and whisper about infinitude.

Tuesday, 28 February 2012

Severe weather warning

After days of faltering orange
down comes the drear
quick as a fit
rinsing cattle, turbines, whole villages
in bloodless pastels.
Only the red fox
eyes grinning, tongue-flopped
as he lollops by
makes reference to the copper rods
welded to my knuckles.
Days, cold and ceaseless, shiver
like small dogs,
gods mumble in an arbitrary way –
Bring down the rains again, I hear them say.

Thursday, 2 February 2012

A cherished award

I feel very privileged to announce that I have just been awarded the Liebster Blog award from one of my favourite bloggers, the very talented poet Louise Hastings at Sincere thanks Louise ~ it is a wonderful gesture & I truly appreciate it.

The Liebster Blog Award originated in Germany (Liebster means “favourite” or “dearest” in German) In accepting this award, the recipient agrees to:

1. Show your thanks to the blogger who gave you the award by linking back to them.
2. Reveal your top 5 picks for the award and let them know.
3. Post the award on your blog.
4. Bask in the love from the most supportive people in the Blogsphere.
5. And, lastly – have fun and spread the karma!

OK ~ so here goes for my five nominations in no particular order:

Abigail Baker - @The_Linnet A rapidly emerging poet whose poetry is loaded with insight and emotion. Each & every time I read one of Abi’s poems I am captivated by the subtle messages that unfold … always wrapped in the most beautiful language

Will Senior - @WilSenior Will’s blog is a sensitive combination of his personal experiences of and insights into the psychotherapeutic process. And if you search hard enough you will also discover some real poetic gems hiding among his postings, not to mention his stunning photography

Julie Swindel - @Membrane7 Julie’s blog is a rich mixture of her wonderful artwork and the life experiences that have influenced it. I hope she won’t mind me saying that, owing to her work/study commitments & hectic family life, she struggles to find time to post but … when she does post they are absolutely intriguing & exploding with colour

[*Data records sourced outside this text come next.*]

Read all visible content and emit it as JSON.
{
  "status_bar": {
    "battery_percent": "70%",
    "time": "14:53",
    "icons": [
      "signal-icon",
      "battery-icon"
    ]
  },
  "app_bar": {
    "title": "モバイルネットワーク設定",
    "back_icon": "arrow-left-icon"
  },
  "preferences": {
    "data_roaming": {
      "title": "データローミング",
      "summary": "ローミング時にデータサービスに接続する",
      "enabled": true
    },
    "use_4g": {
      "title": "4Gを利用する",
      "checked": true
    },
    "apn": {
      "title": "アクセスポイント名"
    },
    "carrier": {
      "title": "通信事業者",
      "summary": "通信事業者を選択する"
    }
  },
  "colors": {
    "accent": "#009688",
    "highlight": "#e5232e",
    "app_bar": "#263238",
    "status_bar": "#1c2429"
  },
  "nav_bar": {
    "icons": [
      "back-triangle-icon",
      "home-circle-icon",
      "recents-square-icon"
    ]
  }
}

Shan Ellis - @Awdures Anyone who knows Shan will be aware that she always ‘tells it as it is!’ Her poetry reflects her forthright approach and her poems tremble with power and emotion. My immediate reaction after reading one of Shan’s poems is always: ‘WOW!’

Heidi David - @HeidiDavid Writing as her alter ego, Madame Paradox, Heidi has produced an absolutely memorable blog full of the most amusing & captivating posts.  She is the author of an as yet unpublished novel - The Flying Jewel - which, if justice is done, will have pride of place on my bookshelves one day soon

I could, of course, have nominated forever but was restricted to just five people. To everyone who visits my blog & to all my friends & followers on twitter: I really do love you all.

Tuesday, 31 January 2012


I wish
I could smear violet
or indigo
across your lips
without someone
rigged as a poet
brandishing rags
that reek of pear drops
scrubbing my daubery
from your face
whilst screaming
certain shades of purple
are taboo.
Plump for synonyms
or succedanea
like mulberry, murrey
and other ersatz
woads of register
they howl
blind to the fact
that every livid tint
fingered on your face
is scraped
from melting stars
leaving soft
iron embolisms
occluding the lumen
of my dreams.